Diabetes is a disease of balance and a resulting "game" of numbers. Too much food (particularly carbohydrates) makes glucose values go up and aerobic exercise generally makes them drop. But how can we tell where the blood glucose is when our daily lives are always changing? Stress one day, out to eat another day, and an illness that creeps in, keeping us feeling lousy yet another. Or, perhaps it is a cortisone shot for an aching joint – and glucose values can soar.
Some persons with diabetes believe they can “feel” when glucose levels are outside of a normal range. But overwhelming evidence suggests that is not the case. Very high and very low levels can be noted by most people, or a sharp drop in glucose from a high number to a number within range. But overall, persons with diabetes can often be considerably out of the glucose range that is safe and healthy and have no idea they are there.
Case in point.

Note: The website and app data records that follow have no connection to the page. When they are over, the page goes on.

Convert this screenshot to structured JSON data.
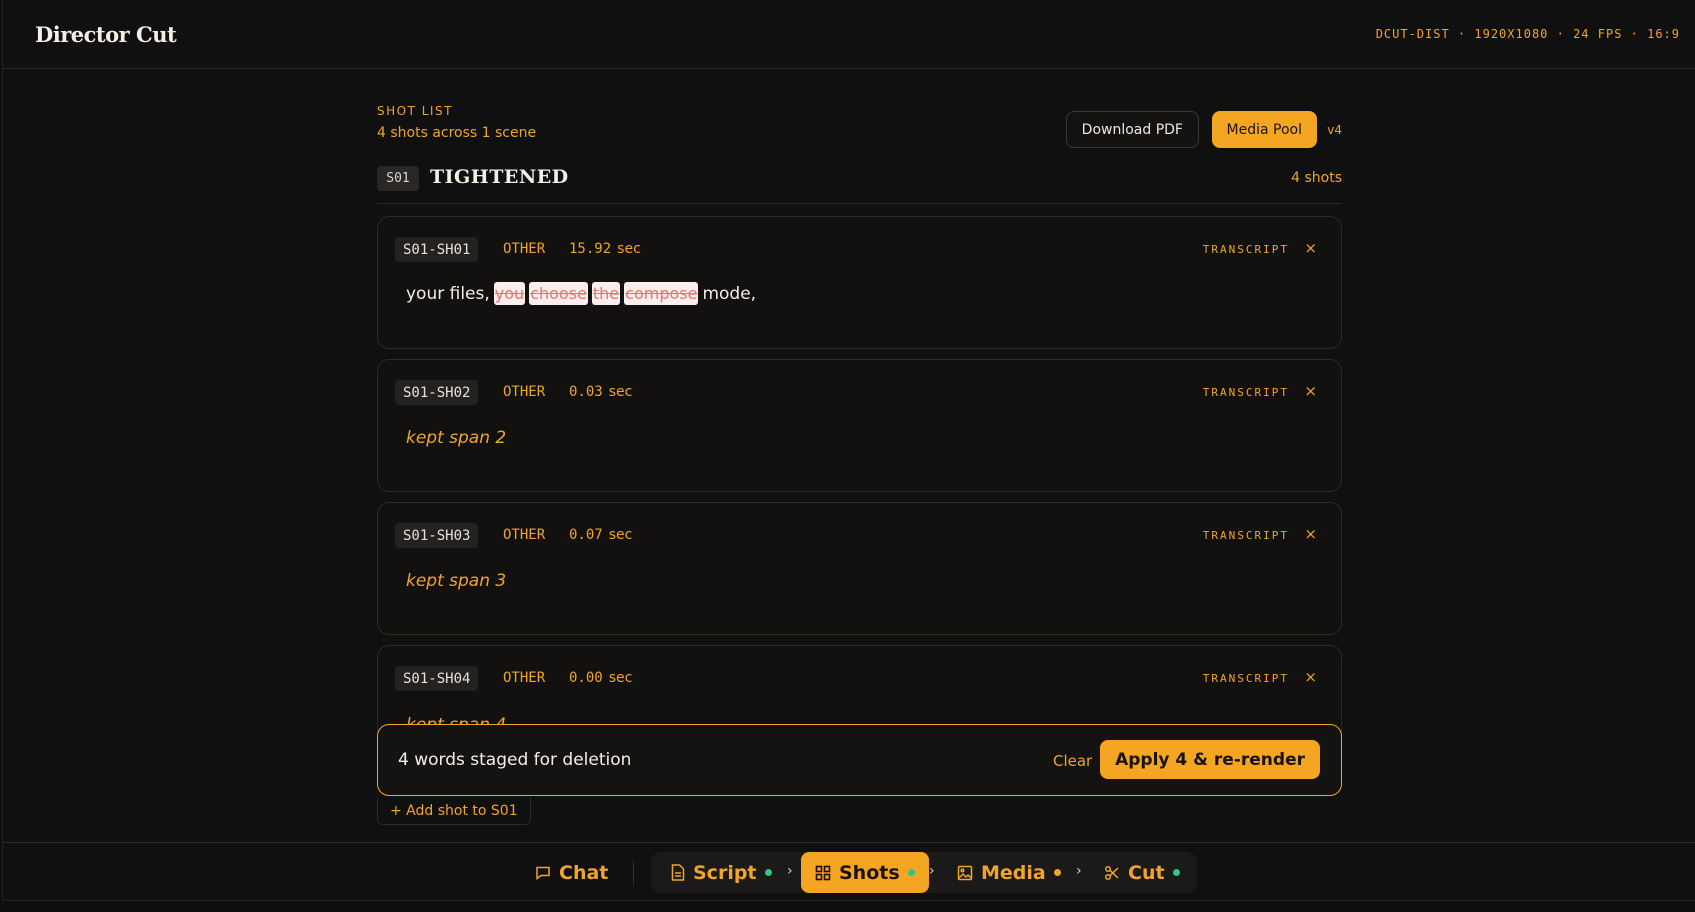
{
  "app": {
    "title": "Director Cut",
    "meta": "DCUT-DIST · 1920X1080 · 24 FPS · 16:9"
  },
  "shot_list": {
    "label": "SHOT LIST",
    "summary": "4 shots across 1 scene",
    "download_label": "Download PDF",
    "media_pool_label": "Media Pool",
    "version": "v4"
  },
  "scene": {
    "code": "S01",
    "title": "TIGHTENED",
    "count": "4 shots"
  },
  "shots": [
    {
      "id": "S01-SH01",
      "type": "OTHER",
      "duration": "15.92",
      "unit": "sec",
      "transcript_label": "TRANSCRIPT",
      "close": "×",
      "words_before": "your files,",
      "deleted_words": [
        "you",
        "choose",
        "the",
        "compose"
      ],
      "words_after": "mode,"
    },
    {
      "id": "S01-SH02",
      "type": "OTHER",
      "duration": "0.03",
      "unit": "sec",
      "transcript_label": "TRANSCRIPT",
      "close": "×",
      "kept": "kept span 2"
    },
    {
      "id": "S01-SH03",
      "type": "OTHER",
      "duration": "0.07",
      "unit": "sec",
      "transcript_label": "TRANSCRIPT",
      "close": "×",
      "kept": "kept span 3"
    },
    {
      "id": "S01-SH04",
      "type": "OTHER",
      "duration": "0.00",
      "unit": "sec",
      "transcript_label": "TRANSCRIPT",
      "close": "×",
      "kept": "kept span 4"
    }
  ],
  "staged": {
    "message": "4 words staged for deletion",
    "clear_label": "Clear",
    "apply_label": "Apply 4 & re-render"
  },
  "add_shot_label": "+ Add shot to S01",
  "nav": {
    "chat": "Chat",
    "script": "Script",
    "shots": "Shots",
    "media": "Media",
    "cut": "Cut",
    "chevron": "›"
  },
  "colors": {
    "accent": "#f4a623",
    "status_done": "#2bc784",
    "status_pending": "#f0a42a",
    "deleted_text": "#e9756f"
  }
}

Many persons are diagnosed with type 2 diabetes when blood glucose levels have been over 300 mg/dl for 3 months or more and potentially elevated for YEARS. They may have felt a bit tired, or been drinking more fluid than usual, but they are unaware that their glucose number is harmfully high.
Take Sandy – a 55-year-old woman who arrives for an annual visit with her provider. Generally, she feels pretty good but states she is quite tired and does not have the energy she used to have. She has her usual laboratory tests done – and her fasting glucose comes back at 343 mg/dl. Sandy has type 2 diabetes. She actually spends weeks denying that she has diabetes before her family convinces her to see a diabetes educator and start working towards better blood glucose control.
One of the topics at her visit is glucose monitoring. She is not crazy about poking her finger every day – but decides for two weeks she will try it. She is coached to check her glucose value with a finger stick prior to a meal and two hours after, changing which meal she checks around. She decides on Monday to check right before and two hours after breakfast, Tuesday before and after lunch, Wednesday before and after dinner, etc. Her targets are those of the American Diabetes Association, which she learned about in class: Less than 130 mg/dl before her meals and less than 180 mg/dl 2 hours after.
She starts learning about how different foods are affecting her glucose levels. After a salad at lunch with strawberries and yogurt, her BG is 178 mg/dl, but after a sandwich and chips, it is over 200 mg/dl. She can have ½ a sandwich and coleslaw with a glass of milk, and her blood glucose levels are within target. She experiments some more and finds that if she takes a walk after dinner, she can enjoy a larger dinner and still be within goal range.
She has become her own detective!
She also notes that if she skips her diabetes medication, her blood glucose values start to rise even if she eats sensibly – so she understands how important her medication is. She also has information to provide to her health care provider when she returns for her visit in 4 weeks. They review the glucose values together and are able to make some changes that get Sandy even closer to target.
Fast forward – Sandy has grown tired of checking her blood sugar and finds the prices too high – so she has stopped checking even intermittently, but does take her medication. She skips her annual visit and two years later, feels tired again and excessively thirsty. She decides to pick up some test strips and checks her glucose level prior to seeing her health care provider – 416 mg/dl? WOW! Her diabetes has changed.
It is not her “fault”. She did not gain weight, did not change her food plan and walks daily. What changed was the way her body uses insulin. This is the story of type 2 diabetes. Over time, there is a shift in the amount of insulin the body makes, and medications need to be adjusted to keep up. Because of elevated glucose for quite some time, Sandy has started to have some complications. They are NOT from the diagnosis of diabetes, but from not staying on top of it. It is the high glucose levels causing the damage.
Monitoring glucose and ACTING on the numbers (eating differently, changing medication, changing the timing and duration of exercise) will help you stay on top of your diabetes. It is NOT the diabetes that is causing most complications – it is the uncontrolled glucose! There are now many different medications to help you manage your diabetes along with lifestyle adjustments.
Take charge! Check your numbers and alert your care provider if you are doing your “diabetes job” and your diabetes is misbehaving!